__WORK TO COMPLETE__
Wherever a line below holds the word "this", copy that line.

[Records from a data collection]
========================================================================

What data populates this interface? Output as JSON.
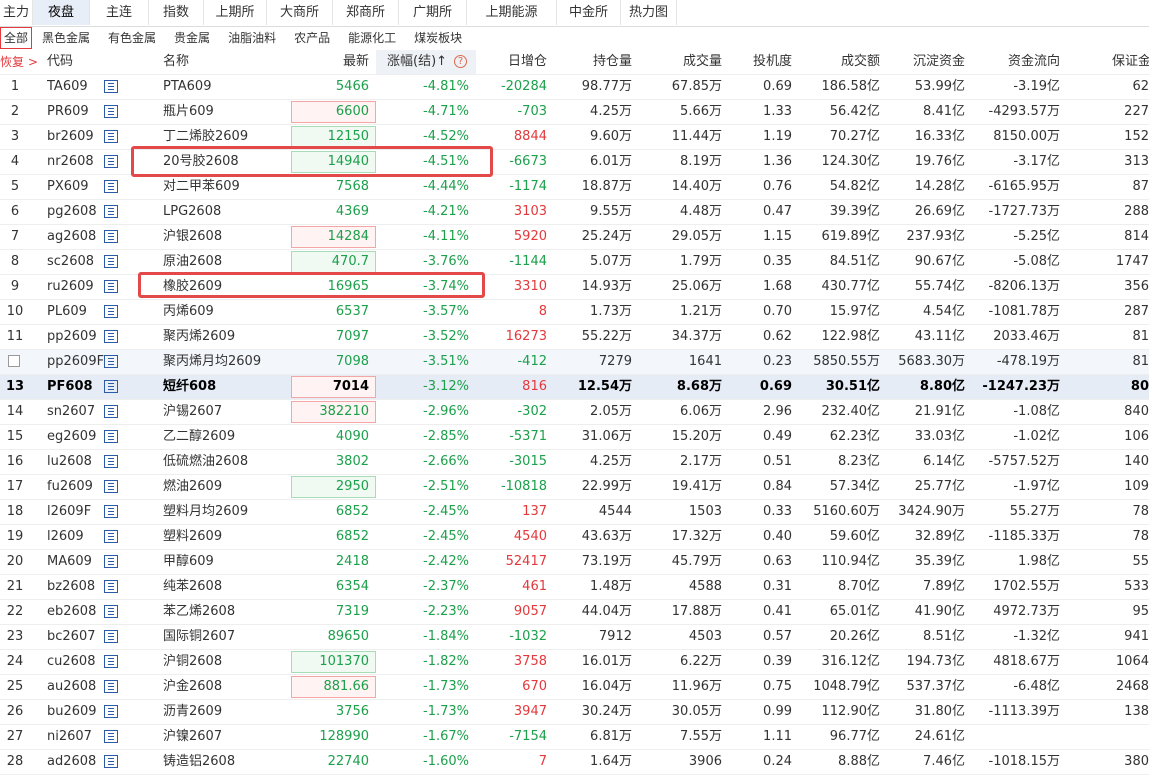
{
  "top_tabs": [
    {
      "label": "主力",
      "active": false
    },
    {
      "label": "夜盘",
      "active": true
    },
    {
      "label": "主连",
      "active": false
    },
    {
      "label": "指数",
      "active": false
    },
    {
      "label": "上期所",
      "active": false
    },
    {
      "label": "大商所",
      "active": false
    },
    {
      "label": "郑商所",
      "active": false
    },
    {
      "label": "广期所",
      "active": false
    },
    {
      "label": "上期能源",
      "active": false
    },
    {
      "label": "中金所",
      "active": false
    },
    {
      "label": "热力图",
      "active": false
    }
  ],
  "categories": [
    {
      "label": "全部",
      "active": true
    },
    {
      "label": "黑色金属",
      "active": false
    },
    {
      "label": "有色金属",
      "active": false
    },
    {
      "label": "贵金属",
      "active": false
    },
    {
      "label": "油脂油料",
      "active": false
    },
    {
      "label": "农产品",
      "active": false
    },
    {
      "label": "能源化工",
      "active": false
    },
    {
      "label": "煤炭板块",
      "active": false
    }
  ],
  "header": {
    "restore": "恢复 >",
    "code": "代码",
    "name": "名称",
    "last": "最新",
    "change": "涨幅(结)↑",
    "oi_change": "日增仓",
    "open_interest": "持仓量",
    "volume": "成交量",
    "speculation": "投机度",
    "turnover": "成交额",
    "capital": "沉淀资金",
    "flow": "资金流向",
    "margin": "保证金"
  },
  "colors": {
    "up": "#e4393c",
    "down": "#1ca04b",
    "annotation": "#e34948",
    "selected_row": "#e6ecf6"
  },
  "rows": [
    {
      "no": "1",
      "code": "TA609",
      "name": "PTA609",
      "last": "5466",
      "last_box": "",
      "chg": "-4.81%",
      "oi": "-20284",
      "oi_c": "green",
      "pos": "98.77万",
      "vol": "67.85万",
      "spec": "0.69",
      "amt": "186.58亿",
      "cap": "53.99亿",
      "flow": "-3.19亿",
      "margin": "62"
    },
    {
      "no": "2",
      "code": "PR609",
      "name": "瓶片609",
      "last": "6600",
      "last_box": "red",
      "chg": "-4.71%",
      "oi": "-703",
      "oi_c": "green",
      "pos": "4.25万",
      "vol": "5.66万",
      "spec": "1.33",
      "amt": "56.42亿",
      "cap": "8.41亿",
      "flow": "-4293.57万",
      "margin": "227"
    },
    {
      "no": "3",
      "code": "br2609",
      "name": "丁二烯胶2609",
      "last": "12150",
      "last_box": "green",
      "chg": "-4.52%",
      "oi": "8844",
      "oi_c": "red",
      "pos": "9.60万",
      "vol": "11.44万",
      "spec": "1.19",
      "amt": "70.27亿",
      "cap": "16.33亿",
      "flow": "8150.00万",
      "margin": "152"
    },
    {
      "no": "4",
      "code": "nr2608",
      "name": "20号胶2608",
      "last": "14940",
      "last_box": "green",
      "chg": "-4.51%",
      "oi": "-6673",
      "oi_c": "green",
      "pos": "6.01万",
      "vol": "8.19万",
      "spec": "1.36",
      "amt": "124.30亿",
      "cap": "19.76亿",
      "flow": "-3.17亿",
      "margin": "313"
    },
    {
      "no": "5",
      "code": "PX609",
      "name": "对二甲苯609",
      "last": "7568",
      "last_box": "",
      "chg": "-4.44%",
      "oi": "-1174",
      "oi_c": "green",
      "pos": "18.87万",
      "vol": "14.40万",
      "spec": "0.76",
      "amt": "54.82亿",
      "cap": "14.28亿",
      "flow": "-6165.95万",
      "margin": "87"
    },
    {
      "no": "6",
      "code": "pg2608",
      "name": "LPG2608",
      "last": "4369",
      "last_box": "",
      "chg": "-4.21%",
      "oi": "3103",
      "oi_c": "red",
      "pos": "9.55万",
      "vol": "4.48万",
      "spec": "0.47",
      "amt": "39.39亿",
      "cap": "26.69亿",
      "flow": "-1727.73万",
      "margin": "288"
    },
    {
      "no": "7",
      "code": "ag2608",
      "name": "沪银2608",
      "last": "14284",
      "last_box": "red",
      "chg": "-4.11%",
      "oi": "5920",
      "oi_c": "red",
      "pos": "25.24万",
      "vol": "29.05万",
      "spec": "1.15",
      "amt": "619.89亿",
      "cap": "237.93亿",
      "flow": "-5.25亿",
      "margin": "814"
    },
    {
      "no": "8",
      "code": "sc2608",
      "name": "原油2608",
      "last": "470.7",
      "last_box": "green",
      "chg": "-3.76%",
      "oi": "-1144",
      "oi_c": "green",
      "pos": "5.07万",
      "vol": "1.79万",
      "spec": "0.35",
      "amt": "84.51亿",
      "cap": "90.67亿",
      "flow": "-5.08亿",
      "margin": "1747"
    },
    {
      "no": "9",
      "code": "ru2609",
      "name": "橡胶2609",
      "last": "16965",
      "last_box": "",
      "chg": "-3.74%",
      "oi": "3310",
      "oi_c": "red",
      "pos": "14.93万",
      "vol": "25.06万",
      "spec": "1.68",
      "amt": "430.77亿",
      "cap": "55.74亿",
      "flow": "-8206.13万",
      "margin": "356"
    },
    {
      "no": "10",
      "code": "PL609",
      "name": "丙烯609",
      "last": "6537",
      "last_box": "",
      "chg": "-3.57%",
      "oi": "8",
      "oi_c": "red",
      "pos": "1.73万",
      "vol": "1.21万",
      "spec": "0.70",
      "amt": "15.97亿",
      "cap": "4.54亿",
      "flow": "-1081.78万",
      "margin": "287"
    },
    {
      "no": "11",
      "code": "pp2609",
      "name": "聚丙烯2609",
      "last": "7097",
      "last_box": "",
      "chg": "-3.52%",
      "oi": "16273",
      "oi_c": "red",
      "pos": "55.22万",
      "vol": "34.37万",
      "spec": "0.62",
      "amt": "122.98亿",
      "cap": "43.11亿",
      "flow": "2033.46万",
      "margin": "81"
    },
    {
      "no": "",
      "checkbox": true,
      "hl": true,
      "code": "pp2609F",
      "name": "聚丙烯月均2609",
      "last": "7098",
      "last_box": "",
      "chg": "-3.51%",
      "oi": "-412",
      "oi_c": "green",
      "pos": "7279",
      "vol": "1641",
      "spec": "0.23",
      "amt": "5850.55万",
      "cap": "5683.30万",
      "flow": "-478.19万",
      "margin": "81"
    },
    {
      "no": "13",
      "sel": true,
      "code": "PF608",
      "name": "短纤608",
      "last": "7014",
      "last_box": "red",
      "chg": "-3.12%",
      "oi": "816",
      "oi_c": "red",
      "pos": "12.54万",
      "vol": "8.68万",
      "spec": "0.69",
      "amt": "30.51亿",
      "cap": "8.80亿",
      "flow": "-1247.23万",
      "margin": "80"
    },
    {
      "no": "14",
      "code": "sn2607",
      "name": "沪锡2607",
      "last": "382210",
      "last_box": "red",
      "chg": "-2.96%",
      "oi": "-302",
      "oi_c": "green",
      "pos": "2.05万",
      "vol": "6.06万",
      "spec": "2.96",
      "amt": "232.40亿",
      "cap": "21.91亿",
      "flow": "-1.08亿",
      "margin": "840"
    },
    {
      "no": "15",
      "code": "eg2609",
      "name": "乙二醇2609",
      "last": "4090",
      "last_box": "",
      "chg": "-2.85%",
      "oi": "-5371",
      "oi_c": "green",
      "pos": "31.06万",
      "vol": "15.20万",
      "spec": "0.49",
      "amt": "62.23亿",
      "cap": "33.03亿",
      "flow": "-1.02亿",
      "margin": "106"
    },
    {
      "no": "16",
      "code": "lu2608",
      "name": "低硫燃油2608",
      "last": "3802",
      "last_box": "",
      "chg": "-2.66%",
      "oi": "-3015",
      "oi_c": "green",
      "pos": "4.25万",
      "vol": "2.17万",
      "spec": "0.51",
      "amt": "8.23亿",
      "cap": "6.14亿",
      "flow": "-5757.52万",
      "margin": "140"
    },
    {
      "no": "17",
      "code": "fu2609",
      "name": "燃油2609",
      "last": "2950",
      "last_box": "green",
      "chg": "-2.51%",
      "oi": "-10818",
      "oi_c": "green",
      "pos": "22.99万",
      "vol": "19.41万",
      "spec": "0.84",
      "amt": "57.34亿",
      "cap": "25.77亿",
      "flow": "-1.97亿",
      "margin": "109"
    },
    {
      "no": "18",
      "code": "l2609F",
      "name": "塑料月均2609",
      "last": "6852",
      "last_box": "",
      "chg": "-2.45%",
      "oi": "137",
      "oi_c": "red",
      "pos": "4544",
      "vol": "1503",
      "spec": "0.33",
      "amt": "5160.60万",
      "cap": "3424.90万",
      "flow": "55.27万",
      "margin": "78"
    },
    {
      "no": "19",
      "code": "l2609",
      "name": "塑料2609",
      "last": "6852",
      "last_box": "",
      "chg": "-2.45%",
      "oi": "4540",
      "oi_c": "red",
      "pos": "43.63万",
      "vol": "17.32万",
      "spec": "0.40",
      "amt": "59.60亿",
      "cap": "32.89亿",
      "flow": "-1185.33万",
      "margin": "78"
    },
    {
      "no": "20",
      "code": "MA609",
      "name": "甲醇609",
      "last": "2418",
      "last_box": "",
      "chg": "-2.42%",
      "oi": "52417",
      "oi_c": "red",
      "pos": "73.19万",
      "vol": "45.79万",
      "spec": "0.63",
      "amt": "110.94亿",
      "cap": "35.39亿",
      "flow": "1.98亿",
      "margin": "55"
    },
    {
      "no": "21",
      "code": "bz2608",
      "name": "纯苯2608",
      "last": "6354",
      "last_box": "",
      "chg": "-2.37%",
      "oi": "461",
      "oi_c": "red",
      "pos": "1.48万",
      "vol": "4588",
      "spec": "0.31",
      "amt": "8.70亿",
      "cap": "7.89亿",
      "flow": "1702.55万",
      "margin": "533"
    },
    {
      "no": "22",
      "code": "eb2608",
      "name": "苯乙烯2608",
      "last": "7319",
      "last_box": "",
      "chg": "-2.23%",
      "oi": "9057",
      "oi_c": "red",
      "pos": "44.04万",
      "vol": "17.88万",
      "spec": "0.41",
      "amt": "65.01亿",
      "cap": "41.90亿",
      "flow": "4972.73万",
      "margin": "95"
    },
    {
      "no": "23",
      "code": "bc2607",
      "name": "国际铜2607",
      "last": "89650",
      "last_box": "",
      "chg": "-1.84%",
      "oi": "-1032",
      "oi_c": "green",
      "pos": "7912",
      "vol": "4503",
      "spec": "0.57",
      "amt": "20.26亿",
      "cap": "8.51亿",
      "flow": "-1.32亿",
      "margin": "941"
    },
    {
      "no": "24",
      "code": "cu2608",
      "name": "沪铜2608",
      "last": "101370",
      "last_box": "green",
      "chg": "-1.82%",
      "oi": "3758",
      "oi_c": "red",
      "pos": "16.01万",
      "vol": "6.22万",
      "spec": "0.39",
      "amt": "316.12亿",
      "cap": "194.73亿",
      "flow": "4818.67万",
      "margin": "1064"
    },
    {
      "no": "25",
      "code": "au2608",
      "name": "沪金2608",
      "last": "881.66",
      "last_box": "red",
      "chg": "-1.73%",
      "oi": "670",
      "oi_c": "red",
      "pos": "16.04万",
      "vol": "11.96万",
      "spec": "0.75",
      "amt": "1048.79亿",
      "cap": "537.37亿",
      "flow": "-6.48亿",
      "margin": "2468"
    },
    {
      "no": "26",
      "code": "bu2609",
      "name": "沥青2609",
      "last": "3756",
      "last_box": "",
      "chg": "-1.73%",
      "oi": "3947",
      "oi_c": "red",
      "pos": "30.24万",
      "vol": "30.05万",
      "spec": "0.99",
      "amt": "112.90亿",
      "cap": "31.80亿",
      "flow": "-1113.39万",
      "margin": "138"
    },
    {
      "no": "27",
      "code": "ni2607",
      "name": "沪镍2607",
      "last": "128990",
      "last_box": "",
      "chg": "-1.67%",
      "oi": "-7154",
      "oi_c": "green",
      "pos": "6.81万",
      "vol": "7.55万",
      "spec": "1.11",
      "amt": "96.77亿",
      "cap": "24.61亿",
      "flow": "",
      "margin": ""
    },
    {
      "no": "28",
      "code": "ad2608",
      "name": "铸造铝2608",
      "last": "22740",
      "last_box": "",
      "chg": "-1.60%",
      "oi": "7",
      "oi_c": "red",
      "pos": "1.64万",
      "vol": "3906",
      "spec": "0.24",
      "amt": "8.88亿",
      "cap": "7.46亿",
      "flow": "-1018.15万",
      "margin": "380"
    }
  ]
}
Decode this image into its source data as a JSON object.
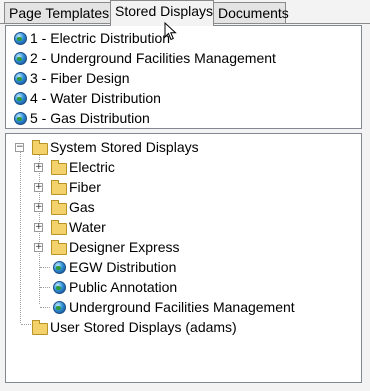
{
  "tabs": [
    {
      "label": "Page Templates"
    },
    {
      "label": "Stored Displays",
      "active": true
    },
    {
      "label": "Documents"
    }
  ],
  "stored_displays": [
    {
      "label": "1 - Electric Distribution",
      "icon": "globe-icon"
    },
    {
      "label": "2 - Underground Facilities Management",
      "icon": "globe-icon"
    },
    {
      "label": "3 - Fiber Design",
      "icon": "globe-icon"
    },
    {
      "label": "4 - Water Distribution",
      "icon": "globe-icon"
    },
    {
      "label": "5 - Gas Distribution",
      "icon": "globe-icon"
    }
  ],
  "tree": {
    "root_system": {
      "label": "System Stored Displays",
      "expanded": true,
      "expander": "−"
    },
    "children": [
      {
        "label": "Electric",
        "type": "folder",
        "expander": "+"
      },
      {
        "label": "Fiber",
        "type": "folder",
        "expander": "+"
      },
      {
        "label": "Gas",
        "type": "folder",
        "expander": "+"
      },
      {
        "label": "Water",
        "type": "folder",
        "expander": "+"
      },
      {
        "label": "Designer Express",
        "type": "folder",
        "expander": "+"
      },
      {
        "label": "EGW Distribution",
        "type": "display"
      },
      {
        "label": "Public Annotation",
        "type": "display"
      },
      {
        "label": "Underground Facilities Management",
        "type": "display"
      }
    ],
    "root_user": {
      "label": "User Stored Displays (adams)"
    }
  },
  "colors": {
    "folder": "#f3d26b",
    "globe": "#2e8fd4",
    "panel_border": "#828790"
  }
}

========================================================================

__RESULT__
What data populates this interface? Output as JSON.
Decode this image into its source data as a JSON object.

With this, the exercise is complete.